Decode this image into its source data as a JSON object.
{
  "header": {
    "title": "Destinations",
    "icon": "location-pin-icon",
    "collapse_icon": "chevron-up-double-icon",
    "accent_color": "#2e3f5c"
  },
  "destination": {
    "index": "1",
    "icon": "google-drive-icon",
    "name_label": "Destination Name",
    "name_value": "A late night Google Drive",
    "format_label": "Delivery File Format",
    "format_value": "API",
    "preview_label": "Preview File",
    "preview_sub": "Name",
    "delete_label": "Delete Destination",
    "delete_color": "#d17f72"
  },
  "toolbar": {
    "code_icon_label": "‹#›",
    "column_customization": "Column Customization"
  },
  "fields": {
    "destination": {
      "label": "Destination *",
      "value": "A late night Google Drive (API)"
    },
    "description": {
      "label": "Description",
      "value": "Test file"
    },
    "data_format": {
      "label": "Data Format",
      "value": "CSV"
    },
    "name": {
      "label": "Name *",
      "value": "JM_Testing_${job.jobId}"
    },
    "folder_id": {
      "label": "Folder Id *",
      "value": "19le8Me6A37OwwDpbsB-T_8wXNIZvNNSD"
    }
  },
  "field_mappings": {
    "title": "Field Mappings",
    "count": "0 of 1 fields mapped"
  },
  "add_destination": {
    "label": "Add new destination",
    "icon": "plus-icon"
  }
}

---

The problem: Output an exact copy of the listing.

Result:
Decode this image into its source data as a JSON object.
{
  "header": {
    "title": "Destinations",
    "icon": "location-pin-icon",
    "collapse_icon": "chevron-up-double-icon",
    "accent_color": "#2e3f5c"
  },
  "destination": {
    "index": "1",
    "icon": "google-drive-icon",
    "name_label": "Destination Name",
    "name_value": "A late night Google Drive",
    "format_label": "Delivery File Format",
    "format_value": "API",
    "preview_label": "Preview File",
    "preview_sub": "Name",
    "delete_label": "Delete Destination",
    "delete_color": "#d17f72"
  },
  "toolbar": {
    "code_icon_label": "‹#›",
    "column_customization": "Column Customization"
  },
  "fields": {
    "destination": {
      "label": "Destination *",
      "value": "A late night Google Drive (API)"
    },
    "description": {
      "label": "Description",
      "value": "Test file"
    },
    "data_format": {
      "label": "Data Format",
      "value": "CSV"
    },
    "name": {
      "label": "Name *",
      "value": "JM_Testing_${job.jobId}"
    },
    "folder_id": {
      "label": "Folder Id *",
      "value": "19le8Me6A37OwwDpbsB-T_8wXNIZvNNSD"
    }
  },
  "field_mappings": {
    "title": "Field Mappings",
    "count": "0 of 1 fields mapped"
  },
  "add_destination": {
    "label": "Add new destination",
    "icon": "plus-icon"
  }
}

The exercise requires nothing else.